Fruit: more dark fruit and plum-prune character overall. Still sour cherry and cherry pit, especially on the finish. 

Non fruit and earth: the wines were definitely not as floral as Chianti Classico; also a lack of the chalky minerality that was the key note of Chianti Classico. In its place, much more pronounced dark earth, mushroom, turned soil, and decaying wood. 

Oak: the oak regimen was all over the map. Lots of traditional large Slavonian barrels mixed with large and small French cooperage. One of the wines even had partial American oak barrique (!). Imagine a pappardelle pasta with wild boar and a splash of maple syrup. You get the idea. In baseball terms, just a bit outside … 

In the end, what also separated the flight of Vino Nobile from the Chiantis the day before was winemaking. More than a few of the wines displayed a quality that we shall politely call “rustic.” 

Favorite wines: the shining star of the flight was the 2008 Poliziano, a remarkably elegant, complex and seamless wine. The 2008 Lodola Nuova and 2008 Il Greppo were also outstanding. 

Day III: Brunello di Montalcino

A packed house for the third tasting. After all, how often does one get to taste ten Brunellos in a single sitting? Overall, the wine quality was far better than the Vino Nobile flight the day before and easily as good as day one. However, what was interesting, was that for the first time ripeness and alcohol levels played a key role in determining wine style. About 30% of the wines displayed alcohol levels up to 15% with very ripe, even stewed fruit characteristics. The riper wines also tended to display a medicinal, mentholated note and a lack of floral qualities. Wines that stayed at or below the 14% level tended reflect more pure red fruits with lifted floral notes. Oak regimen also played a key role in determining the style of finished wines, with the riper bottlings consistently showing more new wood influence due to the use of smaller barriques. Combine that with ripe fruit and high alcohol and you have the recipe for what might be called the “international style.” Here’s a snapshot of the overall wine style.

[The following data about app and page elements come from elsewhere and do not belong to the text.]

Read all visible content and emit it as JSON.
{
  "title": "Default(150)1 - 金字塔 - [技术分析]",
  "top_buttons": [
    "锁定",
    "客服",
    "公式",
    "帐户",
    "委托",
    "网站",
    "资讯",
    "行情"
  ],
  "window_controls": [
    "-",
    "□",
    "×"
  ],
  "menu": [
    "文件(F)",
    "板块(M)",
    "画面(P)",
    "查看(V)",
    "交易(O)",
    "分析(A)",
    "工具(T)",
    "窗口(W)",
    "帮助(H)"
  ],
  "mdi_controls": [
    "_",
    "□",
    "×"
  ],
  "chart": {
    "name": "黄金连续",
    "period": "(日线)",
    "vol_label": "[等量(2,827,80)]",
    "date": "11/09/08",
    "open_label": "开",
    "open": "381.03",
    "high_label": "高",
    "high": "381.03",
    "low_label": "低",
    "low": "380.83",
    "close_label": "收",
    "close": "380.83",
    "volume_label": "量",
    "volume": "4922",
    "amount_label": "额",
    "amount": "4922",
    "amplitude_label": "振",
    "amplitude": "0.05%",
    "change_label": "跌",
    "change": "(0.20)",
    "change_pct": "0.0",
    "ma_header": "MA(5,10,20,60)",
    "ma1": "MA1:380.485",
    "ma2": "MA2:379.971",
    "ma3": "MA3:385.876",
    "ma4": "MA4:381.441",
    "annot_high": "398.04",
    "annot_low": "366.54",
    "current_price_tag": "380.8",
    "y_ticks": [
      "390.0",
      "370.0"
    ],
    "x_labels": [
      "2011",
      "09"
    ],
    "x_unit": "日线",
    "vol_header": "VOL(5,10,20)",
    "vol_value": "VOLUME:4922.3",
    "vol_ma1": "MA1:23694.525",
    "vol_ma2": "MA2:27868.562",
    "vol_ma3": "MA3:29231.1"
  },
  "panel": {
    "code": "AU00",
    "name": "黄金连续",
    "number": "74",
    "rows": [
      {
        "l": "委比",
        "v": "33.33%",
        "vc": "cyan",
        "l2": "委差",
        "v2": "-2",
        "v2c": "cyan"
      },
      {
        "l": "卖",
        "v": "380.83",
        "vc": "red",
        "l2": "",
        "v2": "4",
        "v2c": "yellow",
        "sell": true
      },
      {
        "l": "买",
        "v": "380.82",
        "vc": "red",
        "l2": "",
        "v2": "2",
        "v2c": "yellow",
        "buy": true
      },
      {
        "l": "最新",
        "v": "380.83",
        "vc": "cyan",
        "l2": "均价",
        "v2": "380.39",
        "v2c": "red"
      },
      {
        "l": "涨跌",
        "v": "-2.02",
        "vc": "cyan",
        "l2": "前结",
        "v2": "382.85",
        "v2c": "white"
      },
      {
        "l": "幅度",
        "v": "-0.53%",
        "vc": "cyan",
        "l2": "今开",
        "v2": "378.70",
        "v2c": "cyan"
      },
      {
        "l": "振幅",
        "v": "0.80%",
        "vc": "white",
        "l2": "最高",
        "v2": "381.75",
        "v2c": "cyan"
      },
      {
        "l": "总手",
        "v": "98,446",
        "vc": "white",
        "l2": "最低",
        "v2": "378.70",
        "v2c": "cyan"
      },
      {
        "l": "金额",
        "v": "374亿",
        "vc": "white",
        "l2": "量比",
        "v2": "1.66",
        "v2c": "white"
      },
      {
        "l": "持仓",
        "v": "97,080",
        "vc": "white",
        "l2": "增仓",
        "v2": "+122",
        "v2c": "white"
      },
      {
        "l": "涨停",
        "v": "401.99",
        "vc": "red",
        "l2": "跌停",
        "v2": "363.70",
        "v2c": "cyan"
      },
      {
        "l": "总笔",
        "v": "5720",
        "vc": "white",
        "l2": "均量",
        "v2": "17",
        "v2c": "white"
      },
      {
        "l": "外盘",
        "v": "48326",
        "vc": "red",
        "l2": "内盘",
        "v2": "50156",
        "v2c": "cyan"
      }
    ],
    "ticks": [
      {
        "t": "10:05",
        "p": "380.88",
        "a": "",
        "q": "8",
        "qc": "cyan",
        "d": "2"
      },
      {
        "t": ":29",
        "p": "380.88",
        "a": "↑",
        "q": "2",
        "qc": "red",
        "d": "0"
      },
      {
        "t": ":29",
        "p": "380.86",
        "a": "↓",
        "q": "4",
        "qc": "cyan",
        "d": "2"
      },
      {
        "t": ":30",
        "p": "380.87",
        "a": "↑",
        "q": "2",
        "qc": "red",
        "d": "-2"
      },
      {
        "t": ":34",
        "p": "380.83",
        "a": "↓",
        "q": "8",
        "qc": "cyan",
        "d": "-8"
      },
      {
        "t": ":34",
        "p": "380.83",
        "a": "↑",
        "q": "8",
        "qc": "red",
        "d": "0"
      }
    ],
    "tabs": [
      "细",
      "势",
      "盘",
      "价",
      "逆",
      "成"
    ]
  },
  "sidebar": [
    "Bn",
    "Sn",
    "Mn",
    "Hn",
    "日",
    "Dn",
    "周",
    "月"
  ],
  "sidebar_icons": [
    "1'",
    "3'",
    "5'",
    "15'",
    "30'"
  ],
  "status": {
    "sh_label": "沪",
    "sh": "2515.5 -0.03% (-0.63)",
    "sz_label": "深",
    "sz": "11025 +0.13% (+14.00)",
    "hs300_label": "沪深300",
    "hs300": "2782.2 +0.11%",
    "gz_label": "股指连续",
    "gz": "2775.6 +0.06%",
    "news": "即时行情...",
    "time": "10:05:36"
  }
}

Fruit: red fruits with pronounced black fruit character in some of the riper wines. 

Non fruit: dried roses/potpourri, anise and red licorice, leather, and menthol. 

Earth: both inorganic and organic earth notes; the same pronounced chalkiness as Chianti Classico in some wines combined with the rich truffle dark earth notes of Vino Nobile. Truly, the best of both worlds. 

Oak: vanilla, brown spice, toast, smoke, caramel, cola, and root beer.

Overall, the Brunellos were the most powerful and large-scaled wines of the three days with very high quality across the board in terms of winemaking. The wines also command the highest average retail price per bottle of the three appellations–and they deserve it. 

Favorite wines: 2007 Camigliano, 2007 Capanne Ricci, 2007 La Lecciaia, and the 2007 Sassodisole.

Extra Innings

Back to baseball. What struck me at the end of three days was how the character of Sangiovese is basically unstoppable. That you can throw the high alcohol, the stewed-pruney fruits, the Vicks VapoRub, the lumber mill, and that odd splash of Mrs. Butterworth’s maple syrup at it, but nothing seems to stop Sangiovese grape from being its brilliant self. And that’s a remarkable and wonderful thing. Nine innings? Not a problem. It can easily go the distance and beyond. Play ball!